Filter the lines below, copying only those with the string "size".
--- --- ---
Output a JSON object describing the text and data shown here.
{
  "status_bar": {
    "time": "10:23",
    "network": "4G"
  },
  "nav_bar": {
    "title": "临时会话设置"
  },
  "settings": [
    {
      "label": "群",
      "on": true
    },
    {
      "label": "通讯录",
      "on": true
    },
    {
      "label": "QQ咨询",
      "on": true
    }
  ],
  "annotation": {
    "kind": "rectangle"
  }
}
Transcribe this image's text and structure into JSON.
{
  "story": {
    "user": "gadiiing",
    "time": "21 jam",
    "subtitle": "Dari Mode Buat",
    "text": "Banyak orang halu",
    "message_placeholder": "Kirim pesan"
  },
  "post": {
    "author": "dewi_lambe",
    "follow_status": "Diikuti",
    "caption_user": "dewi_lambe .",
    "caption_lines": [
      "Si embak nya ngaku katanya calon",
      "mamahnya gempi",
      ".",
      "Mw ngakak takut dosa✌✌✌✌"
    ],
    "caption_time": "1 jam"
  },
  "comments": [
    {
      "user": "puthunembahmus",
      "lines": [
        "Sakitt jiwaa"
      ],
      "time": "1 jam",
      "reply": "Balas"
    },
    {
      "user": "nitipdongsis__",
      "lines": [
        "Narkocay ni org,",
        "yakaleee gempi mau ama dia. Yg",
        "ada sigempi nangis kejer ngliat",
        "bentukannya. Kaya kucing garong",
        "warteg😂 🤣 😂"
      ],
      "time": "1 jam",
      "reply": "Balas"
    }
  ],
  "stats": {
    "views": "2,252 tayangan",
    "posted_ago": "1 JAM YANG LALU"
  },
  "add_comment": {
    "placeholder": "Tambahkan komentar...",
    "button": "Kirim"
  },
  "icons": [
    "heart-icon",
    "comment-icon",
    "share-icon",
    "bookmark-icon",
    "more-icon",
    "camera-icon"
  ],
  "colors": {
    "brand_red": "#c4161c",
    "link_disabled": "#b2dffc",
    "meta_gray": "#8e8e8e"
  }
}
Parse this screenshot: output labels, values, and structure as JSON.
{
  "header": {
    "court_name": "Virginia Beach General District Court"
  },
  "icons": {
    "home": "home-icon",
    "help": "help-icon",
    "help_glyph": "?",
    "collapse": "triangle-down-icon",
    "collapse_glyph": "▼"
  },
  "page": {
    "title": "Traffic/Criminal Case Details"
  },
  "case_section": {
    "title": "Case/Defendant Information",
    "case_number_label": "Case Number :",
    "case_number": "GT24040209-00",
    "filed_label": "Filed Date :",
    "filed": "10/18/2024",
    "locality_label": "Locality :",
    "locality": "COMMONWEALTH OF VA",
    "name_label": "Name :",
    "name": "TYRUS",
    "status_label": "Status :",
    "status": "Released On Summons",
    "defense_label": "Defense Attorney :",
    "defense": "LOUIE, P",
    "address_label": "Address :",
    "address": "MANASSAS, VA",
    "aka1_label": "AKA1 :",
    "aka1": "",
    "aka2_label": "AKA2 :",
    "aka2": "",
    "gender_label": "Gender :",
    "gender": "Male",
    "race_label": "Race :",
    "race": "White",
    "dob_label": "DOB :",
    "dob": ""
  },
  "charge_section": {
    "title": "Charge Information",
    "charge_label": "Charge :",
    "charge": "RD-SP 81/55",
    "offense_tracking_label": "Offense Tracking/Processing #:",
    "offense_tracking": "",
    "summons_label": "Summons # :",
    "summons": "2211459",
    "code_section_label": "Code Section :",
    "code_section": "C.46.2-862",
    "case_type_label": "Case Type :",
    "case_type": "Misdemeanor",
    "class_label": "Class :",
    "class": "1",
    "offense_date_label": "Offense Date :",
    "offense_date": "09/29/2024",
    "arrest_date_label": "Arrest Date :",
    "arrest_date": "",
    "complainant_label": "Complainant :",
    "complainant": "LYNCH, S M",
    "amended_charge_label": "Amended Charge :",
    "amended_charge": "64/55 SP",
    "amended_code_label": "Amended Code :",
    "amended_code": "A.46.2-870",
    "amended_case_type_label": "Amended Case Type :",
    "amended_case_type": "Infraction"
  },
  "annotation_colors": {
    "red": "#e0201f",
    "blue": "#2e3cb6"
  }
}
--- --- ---
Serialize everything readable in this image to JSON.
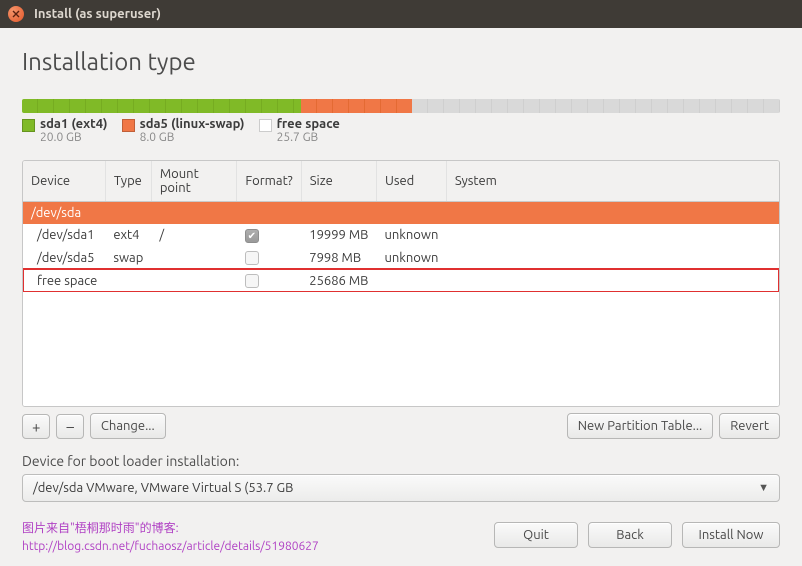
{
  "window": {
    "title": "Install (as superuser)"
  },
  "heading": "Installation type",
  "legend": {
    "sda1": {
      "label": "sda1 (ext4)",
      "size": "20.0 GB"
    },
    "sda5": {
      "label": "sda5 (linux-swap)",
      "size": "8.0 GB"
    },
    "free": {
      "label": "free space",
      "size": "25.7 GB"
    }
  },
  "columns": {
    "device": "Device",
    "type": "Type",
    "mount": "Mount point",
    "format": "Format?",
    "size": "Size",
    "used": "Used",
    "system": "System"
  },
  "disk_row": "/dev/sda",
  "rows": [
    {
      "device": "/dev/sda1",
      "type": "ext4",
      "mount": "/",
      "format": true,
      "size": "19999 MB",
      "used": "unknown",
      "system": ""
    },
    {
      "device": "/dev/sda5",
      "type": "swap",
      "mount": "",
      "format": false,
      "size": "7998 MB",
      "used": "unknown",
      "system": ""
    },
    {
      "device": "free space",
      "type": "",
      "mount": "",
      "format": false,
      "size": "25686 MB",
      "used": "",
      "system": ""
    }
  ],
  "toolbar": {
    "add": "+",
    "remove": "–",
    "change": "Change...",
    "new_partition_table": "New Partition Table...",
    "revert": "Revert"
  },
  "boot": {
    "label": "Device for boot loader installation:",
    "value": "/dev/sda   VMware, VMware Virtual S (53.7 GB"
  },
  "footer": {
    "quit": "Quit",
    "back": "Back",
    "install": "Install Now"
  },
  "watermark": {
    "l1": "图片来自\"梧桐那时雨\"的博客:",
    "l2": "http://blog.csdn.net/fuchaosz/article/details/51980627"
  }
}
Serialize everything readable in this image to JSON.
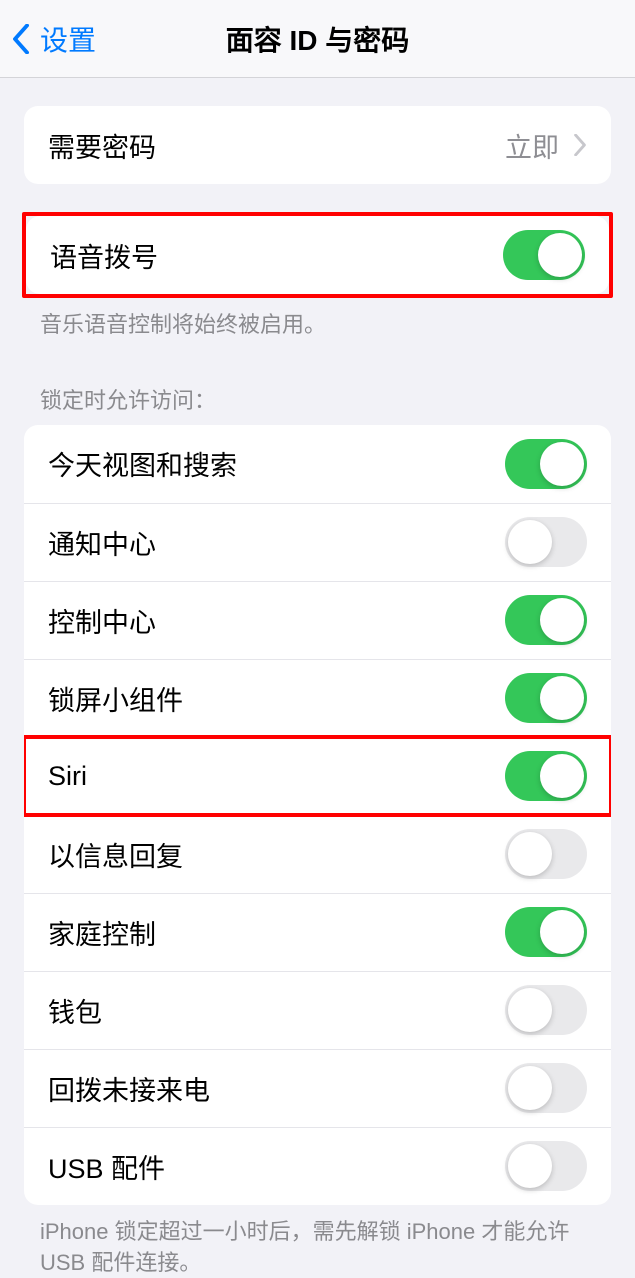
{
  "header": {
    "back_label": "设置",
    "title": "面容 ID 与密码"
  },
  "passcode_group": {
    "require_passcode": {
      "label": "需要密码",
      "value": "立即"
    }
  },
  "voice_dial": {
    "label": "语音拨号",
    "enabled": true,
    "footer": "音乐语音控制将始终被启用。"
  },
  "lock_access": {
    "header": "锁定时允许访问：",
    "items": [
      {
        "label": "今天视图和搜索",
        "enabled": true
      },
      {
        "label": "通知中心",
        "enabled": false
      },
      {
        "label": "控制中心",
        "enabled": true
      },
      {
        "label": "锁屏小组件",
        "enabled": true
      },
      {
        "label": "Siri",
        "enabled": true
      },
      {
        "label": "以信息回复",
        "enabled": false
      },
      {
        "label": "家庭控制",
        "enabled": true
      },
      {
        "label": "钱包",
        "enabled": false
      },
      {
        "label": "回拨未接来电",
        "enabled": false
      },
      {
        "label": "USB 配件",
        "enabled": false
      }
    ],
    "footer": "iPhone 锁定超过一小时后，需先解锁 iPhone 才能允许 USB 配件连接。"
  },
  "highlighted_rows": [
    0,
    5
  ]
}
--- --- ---
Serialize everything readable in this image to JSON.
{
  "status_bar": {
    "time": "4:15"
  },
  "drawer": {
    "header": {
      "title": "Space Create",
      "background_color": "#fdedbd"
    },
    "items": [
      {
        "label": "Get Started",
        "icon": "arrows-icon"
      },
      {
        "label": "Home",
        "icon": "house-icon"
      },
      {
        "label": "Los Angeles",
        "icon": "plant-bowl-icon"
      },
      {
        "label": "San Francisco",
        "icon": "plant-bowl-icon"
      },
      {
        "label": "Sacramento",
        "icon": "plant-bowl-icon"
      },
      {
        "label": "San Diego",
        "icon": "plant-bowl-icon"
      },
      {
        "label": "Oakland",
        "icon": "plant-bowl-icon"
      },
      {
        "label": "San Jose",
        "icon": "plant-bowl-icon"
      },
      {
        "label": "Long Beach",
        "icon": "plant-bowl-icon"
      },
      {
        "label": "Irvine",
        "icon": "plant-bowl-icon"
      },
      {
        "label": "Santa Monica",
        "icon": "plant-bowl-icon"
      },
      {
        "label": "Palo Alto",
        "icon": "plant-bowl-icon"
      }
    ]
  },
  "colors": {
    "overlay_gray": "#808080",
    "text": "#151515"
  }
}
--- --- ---
ANSWER BELOW =
      "size": "20.0 GB"
      "size": "8.0 GB"
      "size": "25.7 GB"
    "size": "Size",
      "size": "19999 MB",
      "size": "7998 MB",
      "size": "25686 MB",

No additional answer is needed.